Entries from a dataset of interfaces:
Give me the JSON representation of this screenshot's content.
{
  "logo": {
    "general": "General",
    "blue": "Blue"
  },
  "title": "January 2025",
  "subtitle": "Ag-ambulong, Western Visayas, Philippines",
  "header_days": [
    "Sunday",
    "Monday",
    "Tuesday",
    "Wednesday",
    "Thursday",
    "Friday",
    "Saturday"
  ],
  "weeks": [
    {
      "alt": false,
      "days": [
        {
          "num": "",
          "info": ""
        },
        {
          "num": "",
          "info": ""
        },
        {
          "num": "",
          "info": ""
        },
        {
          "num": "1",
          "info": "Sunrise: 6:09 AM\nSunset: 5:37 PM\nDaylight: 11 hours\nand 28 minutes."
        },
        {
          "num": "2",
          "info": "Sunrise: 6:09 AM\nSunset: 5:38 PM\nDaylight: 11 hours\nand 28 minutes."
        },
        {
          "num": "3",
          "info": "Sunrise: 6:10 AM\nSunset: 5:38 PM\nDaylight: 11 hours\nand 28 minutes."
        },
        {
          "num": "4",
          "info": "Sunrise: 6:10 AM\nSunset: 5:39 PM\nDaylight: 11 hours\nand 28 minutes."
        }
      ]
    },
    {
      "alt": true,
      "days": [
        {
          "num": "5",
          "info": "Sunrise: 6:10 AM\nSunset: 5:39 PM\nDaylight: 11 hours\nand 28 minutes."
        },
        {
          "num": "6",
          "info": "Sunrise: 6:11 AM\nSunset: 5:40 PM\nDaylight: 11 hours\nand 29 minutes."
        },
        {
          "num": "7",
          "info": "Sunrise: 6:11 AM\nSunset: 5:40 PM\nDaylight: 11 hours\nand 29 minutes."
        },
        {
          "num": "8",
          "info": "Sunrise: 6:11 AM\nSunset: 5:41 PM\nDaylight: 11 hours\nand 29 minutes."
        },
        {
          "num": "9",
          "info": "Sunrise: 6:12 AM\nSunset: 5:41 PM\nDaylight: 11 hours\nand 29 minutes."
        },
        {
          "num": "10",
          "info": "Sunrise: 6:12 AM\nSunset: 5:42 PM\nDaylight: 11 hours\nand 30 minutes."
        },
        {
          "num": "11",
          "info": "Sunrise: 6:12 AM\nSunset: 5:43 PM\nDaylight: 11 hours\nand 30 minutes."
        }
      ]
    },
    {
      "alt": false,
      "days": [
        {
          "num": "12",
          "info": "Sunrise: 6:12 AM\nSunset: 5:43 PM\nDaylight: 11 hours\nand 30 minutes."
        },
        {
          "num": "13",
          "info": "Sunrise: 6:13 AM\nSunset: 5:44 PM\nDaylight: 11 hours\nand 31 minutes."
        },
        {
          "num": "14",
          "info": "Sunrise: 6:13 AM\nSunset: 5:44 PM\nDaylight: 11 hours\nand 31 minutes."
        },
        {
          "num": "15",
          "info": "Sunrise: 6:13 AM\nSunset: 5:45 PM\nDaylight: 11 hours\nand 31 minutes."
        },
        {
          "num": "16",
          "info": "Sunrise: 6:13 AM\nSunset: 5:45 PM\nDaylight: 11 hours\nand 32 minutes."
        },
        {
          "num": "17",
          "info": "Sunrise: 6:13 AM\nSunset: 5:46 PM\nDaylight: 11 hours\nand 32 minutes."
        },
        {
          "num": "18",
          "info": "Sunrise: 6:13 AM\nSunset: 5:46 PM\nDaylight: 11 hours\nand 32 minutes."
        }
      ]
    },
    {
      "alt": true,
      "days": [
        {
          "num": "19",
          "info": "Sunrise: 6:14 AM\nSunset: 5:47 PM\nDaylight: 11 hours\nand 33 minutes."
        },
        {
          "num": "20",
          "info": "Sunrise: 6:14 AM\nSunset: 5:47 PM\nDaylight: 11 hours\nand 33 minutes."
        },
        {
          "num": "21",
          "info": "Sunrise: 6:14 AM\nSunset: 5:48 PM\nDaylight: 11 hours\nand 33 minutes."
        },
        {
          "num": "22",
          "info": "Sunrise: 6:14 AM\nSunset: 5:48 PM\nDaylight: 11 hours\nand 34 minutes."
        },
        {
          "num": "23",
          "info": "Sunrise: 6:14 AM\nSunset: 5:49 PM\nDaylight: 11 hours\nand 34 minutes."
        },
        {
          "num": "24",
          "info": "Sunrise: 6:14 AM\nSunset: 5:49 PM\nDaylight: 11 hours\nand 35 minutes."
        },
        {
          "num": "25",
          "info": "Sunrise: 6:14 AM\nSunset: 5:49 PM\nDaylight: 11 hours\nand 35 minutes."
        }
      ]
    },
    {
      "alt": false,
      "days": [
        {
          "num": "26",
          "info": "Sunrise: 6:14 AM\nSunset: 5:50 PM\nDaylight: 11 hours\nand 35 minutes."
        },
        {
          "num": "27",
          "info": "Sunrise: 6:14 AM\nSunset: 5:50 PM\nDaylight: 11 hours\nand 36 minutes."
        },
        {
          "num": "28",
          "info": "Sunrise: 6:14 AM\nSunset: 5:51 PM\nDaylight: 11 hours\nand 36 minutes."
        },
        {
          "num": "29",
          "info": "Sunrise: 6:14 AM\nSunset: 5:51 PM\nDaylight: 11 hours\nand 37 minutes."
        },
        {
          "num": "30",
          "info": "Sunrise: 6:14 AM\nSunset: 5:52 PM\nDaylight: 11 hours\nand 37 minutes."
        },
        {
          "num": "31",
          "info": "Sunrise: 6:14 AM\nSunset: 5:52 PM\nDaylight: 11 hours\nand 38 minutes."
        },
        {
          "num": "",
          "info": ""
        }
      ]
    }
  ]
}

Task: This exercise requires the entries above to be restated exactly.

Task answer:
Give me the JSON representation of this screenshot's content.
{
  "logo": {
    "general": "General",
    "blue": "Blue"
  },
  "title": "January 2025",
  "subtitle": "Ag-ambulong, Western Visayas, Philippines",
  "header_days": [
    "Sunday",
    "Monday",
    "Tuesday",
    "Wednesday",
    "Thursday",
    "Friday",
    "Saturday"
  ],
  "weeks": [
    {
      "alt": false,
      "days": [
        {
          "num": "",
          "info": ""
        },
        {
          "num": "",
          "info": ""
        },
        {
          "num": "",
          "info": ""
        },
        {
          "num": "1",
          "info": "Sunrise: 6:09 AM\nSunset: 5:37 PM\nDaylight: 11 hours\nand 28 minutes."
        },
        {
          "num": "2",
          "info": "Sunrise: 6:09 AM\nSunset: 5:38 PM\nDaylight: 11 hours\nand 28 minutes."
        },
        {
          "num": "3",
          "info": "Sunrise: 6:10 AM\nSunset: 5:38 PM\nDaylight: 11 hours\nand 28 minutes."
        },
        {
          "num": "4",
          "info": "Sunrise: 6:10 AM\nSunset: 5:39 PM\nDaylight: 11 hours\nand 28 minutes."
        }
      ]
    },
    {
      "alt": true,
      "days": [
        {
          "num": "5",
          "info": "Sunrise: 6:10 AM\nSunset: 5:39 PM\nDaylight: 11 hours\nand 28 minutes."
        },
        {
          "num": "6",
          "info": "Sunrise: 6:11 AM\nSunset: 5:40 PM\nDaylight: 11 hours\nand 29 minutes."
        },
        {
          "num": "7",
          "info": "Sunrise: 6:11 AM\nSunset: 5:40 PM\nDaylight: 11 hours\nand 29 minutes."
        },
        {
          "num": "8",
          "info": "Sunrise: 6:11 AM\nSunset: 5:41 PM\nDaylight: 11 hours\nand 29 minutes."
        },
        {
          "num": "9",
          "info": "Sunrise: 6:12 AM\nSunset: 5:41 PM\nDaylight: 11 hours\nand 29 minutes."
        },
        {
          "num": "10",
          "info": "Sunrise: 6:12 AM\nSunset: 5:42 PM\nDaylight: 11 hours\nand 30 minutes."
        },
        {
          "num": "11",
          "info": "Sunrise: 6:12 AM\nSunset: 5:43 PM\nDaylight: 11 hours\nand 30 minutes."
        }
      ]
    },
    {
      "alt": false,
      "days": [
        {
          "num": "12",
          "info": "Sunrise: 6:12 AM\nSunset: 5:43 PM\nDaylight: 11 hours\nand 30 minutes."
        },
        {
          "num": "13",
          "info": "Sunrise: 6:13 AM\nSunset: 5:44 PM\nDaylight: 11 hours\nand 31 minutes."
        },
        {
          "num": "14",
          "info": "Sunrise: 6:13 AM\nSunset: 5:44 PM\nDaylight: 11 hours\nand 31 minutes."
        },
        {
          "num": "15",
          "info": "Sunrise: 6:13 AM\nSunset: 5:45 PM\nDaylight: 11 hours\nand 31 minutes."
        },
        {
          "num": "16",
          "info": "Sunrise: 6:13 AM\nSunset: 5:45 PM\nDaylight: 11 hours\nand 32 minutes."
        },
        {
          "num": "17",
          "info": "Sunrise: 6:13 AM\nSunset: 5:46 PM\nDaylight: 11 hours\nand 32 minutes."
        },
        {
          "num": "18",
          "info": "Sunrise: 6:13 AM\nSunset: 5:46 PM\nDaylight: 11 hours\nand 32 minutes."
        }
      ]
    },
    {
      "alt": true,
      "days": [
        {
          "num": "19",
          "info": "Sunrise: 6:14 AM\nSunset: 5:47 PM\nDaylight: 11 hours\nand 33 minutes."
        },
        {
          "num": "20",
          "info": "Sunrise: 6:14 AM\nSunset: 5:47 PM\nDaylight: 11 hours\nand 33 minutes."
        },
        {
          "num": "21",
          "info": "Sunrise: 6:14 AM\nSunset: 5:48 PM\nDaylight: 11 hours\nand 33 minutes."
        },
        {
          "num": "22",
          "info": "Sunrise: 6:14 AM\nSunset: 5:48 PM\nDaylight: 11 hours\nand 34 minutes."
        },
        {
          "num": "23",
          "info": "Sunrise: 6:14 AM\nSunset: 5:49 PM\nDaylight: 11 hours\nand 34 minutes."
        },
        {
          "num": "24",
          "info": "Sunrise: 6:14 AM\nSunset: 5:49 PM\nDaylight: 11 hours\nand 35 minutes."
        },
        {
          "num": "25",
          "info": "Sunrise: 6:14 AM\nSunset: 5:49 PM\nDaylight: 11 hours\nand 35 minutes."
        }
      ]
    },
    {
      "alt": false,
      "days": [
        {
          "num": "26",
          "info": "Sunrise: 6:14 AM\nSunset: 5:50 PM\nDaylight: 11 hours\nand 35 minutes."
        },
        {
          "num": "27",
          "info": "Sunrise: 6:14 AM\nSunset: 5:50 PM\nDaylight: 11 hours\nand 36 minutes."
        },
        {
          "num": "28",
          "info": "Sunrise: 6:14 AM\nSunset: 5:51 PM\nDaylight: 11 hours\nand 36 minutes."
        },
        {
          "num": "29",
          "info": "Sunrise: 6:14 AM\nSunset: 5:51 PM\nDaylight: 11 hours\nand 37 minutes."
        },
        {
          "num": "30",
          "info": "Sunrise: 6:14 AM\nSunset: 5:52 PM\nDaylight: 11 hours\nand 37 minutes."
        },
        {
          "num": "31",
          "info": "Sunrise: 6:14 AM\nSunset: 5:52 PM\nDaylight: 11 hours\nand 38 minutes."
        },
        {
          "num": "",
          "info": ""
        }
      ]
    }
  ]
}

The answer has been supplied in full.